Each New Year in the Chinese calendar is represented by one of 12 animal zodiac signs, each bearing unique characteristics that individuals born in that particular year are said to inherit. 2010 sees the Tiger take over from the Ox as the prominent zodiac sign. Tigers are the embodiment of leadership, authority and ambition. At the same time they have an evident softer side, being seen as warm hearted, charming and highly seductive.
Making the most of the celebrations and beyond
Although many specialist Chinese restaurants across the country will be holding celebrations to mark the eve of the New Year on February 14, there is nothing to stop other venues holding their own events, potentially increasing footfall and boosting sales in the process.
Why not hold Chinese-themed evenings throughout the year? It’s something different and running a special event is the perfect opportunity to contact your local media for extra exposure. Consider holding a specially themed Chinese evening with some of the proceeds going to a charity. If you do not get any coverage before the event, make sure you take some good photos during the evening and send them to your local newspaper afterwards remembering to let them know that you were raising funds for a charity.

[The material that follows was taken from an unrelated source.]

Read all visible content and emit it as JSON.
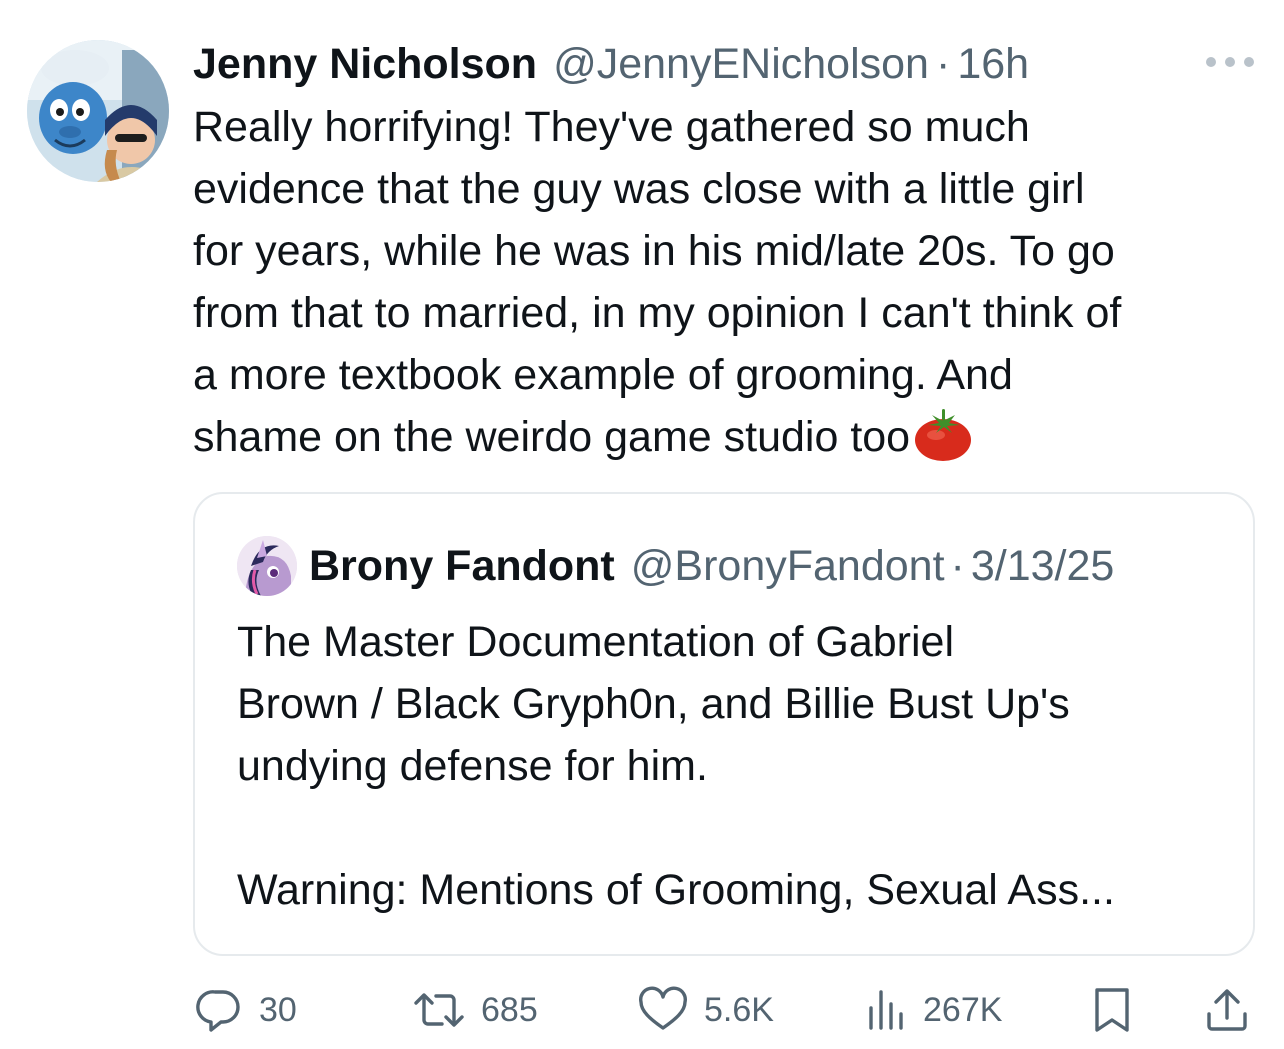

It is often the little touches that are the most effective, so do not feel that you have to go all out with full-on decorations and a completely Chinese menu. Take the ideas of balance and simplicity and adapt your existing menu by adding an oriental twist.
A great touch would be a ‘tray of togetherness’. Found in the majority of Chinese homes at New Year, it represents the gathering of the family. The tray consists of eight individual compartments, each filled with a symbolic treat. Popular ingredients include melon seeds (symbolising wealth), lotus root seeds (fertility) and, more recently, chocolate coins for a sweet start to the New Year.
Thought should also be given to your bar. Chinese beers are becoming increasingly popular due to their lower price when compared to many western brands, while their smooth and medium-bodied blend perfectly complements oriental food. Offer diners samplers when they arrive to help increase sales later in the evening.
The final day of the New Year celebrations is often marked by a Lantern Festival, an idea that could make a memorable and stunning conclusion to your own event. Chinese lanterns are widely available and make an impressive sight when released into the night sky. However, some consideration should be given to location, as it poses a potential safety hazard if lanterns are launched too close to sensitive areas such as airports.